Rangers’ fans are understandably cock-a-hoop over the tax tribunal’s decision, which took many by surprise – including, I suspect, Sir David Murray, who reappeared in the press after long periods of silence during his former club’s travails to intone that “now is not the time for triumphalism”. Ah, that old time religion! This is being lapped up in the popular press, and celebrated with some glee among the former Rangers’ followers. In a fashion that struck me as very familiar.
And that’s understandable. In the west of Scotland’s footballing goldfish bowl, bragging rights are usually a matter of losing derbies, or someone lifting something shiny in the month of May. “Going out of business” usually isn’t part of the equation, but to be fair to Rangers fans, they’ve had to suck it up for a while. It’s only natural they should celebrate this as some kind of victory, despite the fact that their club still died amid financial catastrophe.
If nothing else, this story has been an education. Not being the next Andrew Carnegie, I’m ignorant when it comes to the tax affairs of big companies and high-earning individuals, so the insight into how some business transactions are carried out was welcome. While Rangers’ use of Employee Benefit Trusts – the subject of the tax tribunal – has been ruled to be fair and legal, I have to wonder at some people celebrating this fact. In this case, we’ve learned that big companies can provide their millionaire employees with tax-free loans through a trust, often up to the value of millions of pounds, without any repayment terms set by trustees. This is perfectly fair and legal.
That’d be nice, wouldn’t it? A loan you don’t have to pay back. I should let my bank manager know about this. Imagine how much easier life would be for working people with that sort of set-up! Hey, your employer could cut down on their tax, too. Everybody wins. Well, apart from the public sector.

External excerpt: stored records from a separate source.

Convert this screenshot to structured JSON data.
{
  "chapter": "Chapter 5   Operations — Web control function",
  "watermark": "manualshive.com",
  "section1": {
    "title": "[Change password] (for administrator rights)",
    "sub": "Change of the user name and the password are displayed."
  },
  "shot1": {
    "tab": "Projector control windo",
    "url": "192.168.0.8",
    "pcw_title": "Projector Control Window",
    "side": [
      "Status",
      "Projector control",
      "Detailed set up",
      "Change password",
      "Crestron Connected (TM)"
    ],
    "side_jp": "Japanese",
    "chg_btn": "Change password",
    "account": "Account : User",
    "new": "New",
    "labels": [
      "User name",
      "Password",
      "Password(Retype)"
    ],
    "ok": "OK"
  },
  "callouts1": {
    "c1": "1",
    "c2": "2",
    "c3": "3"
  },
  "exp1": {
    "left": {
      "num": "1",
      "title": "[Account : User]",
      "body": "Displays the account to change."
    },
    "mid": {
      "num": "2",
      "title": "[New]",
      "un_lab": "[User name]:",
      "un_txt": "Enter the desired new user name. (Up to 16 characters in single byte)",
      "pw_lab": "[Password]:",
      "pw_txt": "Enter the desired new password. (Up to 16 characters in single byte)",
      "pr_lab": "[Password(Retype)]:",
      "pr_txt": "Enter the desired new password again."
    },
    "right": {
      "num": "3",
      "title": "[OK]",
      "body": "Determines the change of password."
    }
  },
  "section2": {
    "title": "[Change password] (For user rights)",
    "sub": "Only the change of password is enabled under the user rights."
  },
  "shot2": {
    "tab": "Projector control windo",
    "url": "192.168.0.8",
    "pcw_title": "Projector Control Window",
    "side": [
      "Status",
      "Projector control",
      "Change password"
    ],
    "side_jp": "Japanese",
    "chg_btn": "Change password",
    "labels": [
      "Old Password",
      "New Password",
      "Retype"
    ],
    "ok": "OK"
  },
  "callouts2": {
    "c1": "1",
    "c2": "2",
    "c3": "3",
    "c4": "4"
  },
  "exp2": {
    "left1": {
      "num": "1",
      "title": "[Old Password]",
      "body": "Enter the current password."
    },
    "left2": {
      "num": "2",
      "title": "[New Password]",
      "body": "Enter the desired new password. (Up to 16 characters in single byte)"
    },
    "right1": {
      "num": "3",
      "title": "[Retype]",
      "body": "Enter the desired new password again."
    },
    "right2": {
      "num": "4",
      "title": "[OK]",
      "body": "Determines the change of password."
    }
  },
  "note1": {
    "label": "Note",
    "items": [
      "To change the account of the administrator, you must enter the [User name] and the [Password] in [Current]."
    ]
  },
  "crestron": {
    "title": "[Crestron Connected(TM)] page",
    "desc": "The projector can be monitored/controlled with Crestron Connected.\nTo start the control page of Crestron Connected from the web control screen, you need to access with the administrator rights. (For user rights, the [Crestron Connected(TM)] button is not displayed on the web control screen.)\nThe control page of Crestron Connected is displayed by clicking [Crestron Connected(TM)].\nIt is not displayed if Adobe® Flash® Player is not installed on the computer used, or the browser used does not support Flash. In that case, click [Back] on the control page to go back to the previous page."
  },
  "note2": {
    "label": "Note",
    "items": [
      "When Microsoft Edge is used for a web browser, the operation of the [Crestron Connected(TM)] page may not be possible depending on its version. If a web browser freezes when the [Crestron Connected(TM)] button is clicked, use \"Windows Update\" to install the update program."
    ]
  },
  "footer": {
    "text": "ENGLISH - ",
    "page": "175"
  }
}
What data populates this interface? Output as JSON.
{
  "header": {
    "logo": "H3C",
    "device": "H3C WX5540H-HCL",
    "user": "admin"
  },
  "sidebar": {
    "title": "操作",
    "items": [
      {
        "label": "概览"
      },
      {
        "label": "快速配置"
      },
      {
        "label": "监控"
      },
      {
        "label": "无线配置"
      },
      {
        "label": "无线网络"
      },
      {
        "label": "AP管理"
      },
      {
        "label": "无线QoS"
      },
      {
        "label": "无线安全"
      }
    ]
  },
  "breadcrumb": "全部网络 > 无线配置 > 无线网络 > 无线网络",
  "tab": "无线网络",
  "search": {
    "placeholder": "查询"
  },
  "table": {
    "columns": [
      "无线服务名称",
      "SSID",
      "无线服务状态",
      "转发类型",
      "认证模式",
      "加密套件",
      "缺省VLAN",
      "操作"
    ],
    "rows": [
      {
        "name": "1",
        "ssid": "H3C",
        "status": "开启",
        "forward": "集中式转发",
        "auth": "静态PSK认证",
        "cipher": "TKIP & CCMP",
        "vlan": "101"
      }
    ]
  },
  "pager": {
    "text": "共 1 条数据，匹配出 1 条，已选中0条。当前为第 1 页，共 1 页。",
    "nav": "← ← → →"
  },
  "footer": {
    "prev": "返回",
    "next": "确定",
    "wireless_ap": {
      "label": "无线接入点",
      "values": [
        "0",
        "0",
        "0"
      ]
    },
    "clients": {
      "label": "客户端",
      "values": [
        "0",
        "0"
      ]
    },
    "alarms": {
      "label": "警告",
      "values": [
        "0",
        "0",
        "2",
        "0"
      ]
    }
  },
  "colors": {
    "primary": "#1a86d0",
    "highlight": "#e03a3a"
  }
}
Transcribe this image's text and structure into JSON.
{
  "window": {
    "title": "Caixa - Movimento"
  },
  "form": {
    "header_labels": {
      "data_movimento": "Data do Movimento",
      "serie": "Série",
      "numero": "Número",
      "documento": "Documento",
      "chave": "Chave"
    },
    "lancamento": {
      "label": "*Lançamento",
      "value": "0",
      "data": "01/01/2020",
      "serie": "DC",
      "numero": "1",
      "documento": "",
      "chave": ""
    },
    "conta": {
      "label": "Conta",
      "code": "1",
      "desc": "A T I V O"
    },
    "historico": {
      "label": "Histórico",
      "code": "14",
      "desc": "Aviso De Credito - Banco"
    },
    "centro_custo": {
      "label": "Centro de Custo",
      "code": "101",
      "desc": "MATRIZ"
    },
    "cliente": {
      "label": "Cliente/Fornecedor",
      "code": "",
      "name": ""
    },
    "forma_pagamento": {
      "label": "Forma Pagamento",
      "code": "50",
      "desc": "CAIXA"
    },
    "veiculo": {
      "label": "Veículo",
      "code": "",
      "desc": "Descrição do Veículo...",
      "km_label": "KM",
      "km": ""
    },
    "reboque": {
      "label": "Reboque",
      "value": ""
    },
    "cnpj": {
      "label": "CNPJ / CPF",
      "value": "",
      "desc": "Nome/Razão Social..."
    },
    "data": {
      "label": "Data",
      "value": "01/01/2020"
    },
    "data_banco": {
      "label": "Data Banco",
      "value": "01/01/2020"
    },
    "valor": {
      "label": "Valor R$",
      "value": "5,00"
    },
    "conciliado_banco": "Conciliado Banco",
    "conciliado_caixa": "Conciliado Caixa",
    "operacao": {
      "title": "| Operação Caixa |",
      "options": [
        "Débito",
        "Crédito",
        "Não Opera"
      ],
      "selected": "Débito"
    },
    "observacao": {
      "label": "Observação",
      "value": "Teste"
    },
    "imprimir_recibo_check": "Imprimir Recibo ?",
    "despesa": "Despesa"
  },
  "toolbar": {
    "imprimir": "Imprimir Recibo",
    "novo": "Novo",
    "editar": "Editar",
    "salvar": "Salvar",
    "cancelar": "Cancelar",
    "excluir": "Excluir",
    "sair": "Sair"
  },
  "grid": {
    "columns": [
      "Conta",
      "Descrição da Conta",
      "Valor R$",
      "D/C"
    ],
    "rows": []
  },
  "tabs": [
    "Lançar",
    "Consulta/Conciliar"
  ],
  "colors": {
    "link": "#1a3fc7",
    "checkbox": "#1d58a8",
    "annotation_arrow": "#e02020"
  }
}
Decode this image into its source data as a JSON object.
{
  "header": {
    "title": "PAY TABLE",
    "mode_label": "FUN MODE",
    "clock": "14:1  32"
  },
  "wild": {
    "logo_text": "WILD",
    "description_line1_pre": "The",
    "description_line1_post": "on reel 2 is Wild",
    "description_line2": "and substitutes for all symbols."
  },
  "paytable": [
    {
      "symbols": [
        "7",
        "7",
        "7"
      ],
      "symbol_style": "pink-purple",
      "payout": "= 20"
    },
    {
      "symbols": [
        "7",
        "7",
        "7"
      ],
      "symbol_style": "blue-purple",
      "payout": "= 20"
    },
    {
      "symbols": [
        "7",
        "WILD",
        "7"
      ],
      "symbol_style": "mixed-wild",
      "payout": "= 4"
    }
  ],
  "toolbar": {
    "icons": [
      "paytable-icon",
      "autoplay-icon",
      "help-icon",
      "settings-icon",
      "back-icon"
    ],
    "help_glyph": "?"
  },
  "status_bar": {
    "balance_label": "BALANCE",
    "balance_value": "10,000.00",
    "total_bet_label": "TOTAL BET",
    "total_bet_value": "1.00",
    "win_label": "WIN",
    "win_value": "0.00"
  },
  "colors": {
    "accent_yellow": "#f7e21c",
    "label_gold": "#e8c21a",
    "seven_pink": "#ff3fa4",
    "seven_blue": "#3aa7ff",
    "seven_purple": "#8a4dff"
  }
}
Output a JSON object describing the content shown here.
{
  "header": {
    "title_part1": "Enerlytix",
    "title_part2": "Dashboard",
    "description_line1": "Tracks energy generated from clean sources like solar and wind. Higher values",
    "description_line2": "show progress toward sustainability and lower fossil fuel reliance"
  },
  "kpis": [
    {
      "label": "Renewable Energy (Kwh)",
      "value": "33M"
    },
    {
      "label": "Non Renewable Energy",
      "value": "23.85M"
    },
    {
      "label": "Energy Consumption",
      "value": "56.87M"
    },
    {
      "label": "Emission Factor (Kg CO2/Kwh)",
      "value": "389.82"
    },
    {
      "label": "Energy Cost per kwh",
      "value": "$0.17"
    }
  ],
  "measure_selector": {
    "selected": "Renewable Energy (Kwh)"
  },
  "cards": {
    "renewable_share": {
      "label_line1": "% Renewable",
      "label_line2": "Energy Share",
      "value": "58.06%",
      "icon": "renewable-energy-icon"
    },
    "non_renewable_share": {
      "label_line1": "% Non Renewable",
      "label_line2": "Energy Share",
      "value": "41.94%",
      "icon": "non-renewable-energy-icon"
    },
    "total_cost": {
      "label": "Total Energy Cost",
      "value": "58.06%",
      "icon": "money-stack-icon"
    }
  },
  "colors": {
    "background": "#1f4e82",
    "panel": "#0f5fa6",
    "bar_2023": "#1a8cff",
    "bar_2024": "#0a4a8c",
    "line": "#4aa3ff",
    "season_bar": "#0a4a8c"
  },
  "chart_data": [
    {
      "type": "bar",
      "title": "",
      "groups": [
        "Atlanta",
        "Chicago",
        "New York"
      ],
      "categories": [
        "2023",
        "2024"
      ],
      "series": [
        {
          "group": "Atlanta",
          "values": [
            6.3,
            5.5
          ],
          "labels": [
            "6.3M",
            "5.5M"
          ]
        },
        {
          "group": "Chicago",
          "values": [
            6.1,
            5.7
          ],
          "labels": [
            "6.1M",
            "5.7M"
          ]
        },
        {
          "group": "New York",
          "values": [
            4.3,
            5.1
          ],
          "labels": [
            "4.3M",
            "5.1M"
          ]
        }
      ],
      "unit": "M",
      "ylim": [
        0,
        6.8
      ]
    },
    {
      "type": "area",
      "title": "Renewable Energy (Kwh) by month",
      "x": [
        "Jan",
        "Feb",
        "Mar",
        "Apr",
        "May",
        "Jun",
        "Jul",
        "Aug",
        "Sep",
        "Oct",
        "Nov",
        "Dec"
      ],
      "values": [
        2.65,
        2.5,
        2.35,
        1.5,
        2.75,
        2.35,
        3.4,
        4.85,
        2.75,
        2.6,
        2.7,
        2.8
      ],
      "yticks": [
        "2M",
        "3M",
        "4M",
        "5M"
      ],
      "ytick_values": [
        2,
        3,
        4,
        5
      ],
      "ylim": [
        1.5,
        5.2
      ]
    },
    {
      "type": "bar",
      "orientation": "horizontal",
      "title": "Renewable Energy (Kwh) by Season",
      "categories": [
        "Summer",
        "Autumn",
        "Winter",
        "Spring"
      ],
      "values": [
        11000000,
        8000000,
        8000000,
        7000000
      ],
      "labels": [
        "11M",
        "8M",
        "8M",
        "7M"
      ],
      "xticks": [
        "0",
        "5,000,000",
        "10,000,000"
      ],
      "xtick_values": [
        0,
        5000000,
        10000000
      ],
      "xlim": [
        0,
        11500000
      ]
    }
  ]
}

Some people, in the week that unions informed us 660,000 public sector jobs have been lost since the coalition government took power in 2010 as part of swingeing cuts, find this scheme’s legal standing as something worthy of celebrating. Again; it’s nothing to do with what team you support. There are higher concerns. But your personal leanings are your own.
Strange days have tracked us down. While I cannot quite hide a sense of delight at Rangers biting the dust, I’m ashamed at what this story has uncovered in Scottish society before the eyes of the world.
Scotland’s a great country. Aside from the shortbread tin imagery of the mountains and lochs, tartan, whisky, Nessie and Mel Gibson’s battle mullet, it boasts some great historical figures, scientific discoveries and artistic breakthroughs. From telephones to televisions, from bicycles to the stuff covering your roads, not to mention Sherlock Holmes, the Wealth of Nations, Mr Hyde, penicillin and your love being like a red, red rose, the chances are that an important part of your world was thought up or discovered by someone with a funny accent - red hair optional.
What a pity that there’s such a cultural abscess festering there, even as the electorate faces up to voting for full independence in 2014.
And, yes, there are many decent, intelligent Rangers fans with the same values at heart, and I’d have something missing if I didn’t feel sorry for them. Well… kind of.
To any Rangers fans who’ve read this far without biting something, I would say: whatever happens to the team in blue whom you call “Rangers” in the future, never forget these events and how they changed your world. This story has nothing to do with a football rivalry or some tiresome tribal divisions among pale-faced people paddling in an extremely shallow gene pool connecting two islands. It’s about fairness, probity, responsibility and honesty. It’s about how you want society to be ordered, the integrity of those who are paid to report facts to you, and the people you want in charge of your institutions, be it something as fundamentally meaningless as a sports team or as important as a government.
We don’t owe anything to crowns, religions, popes, politicians, pop stars, writers or indeed football players, but we are indebted to truth and morality. The future of Scotland, whether it has anything called “Rangers” in it or not, must reflect that.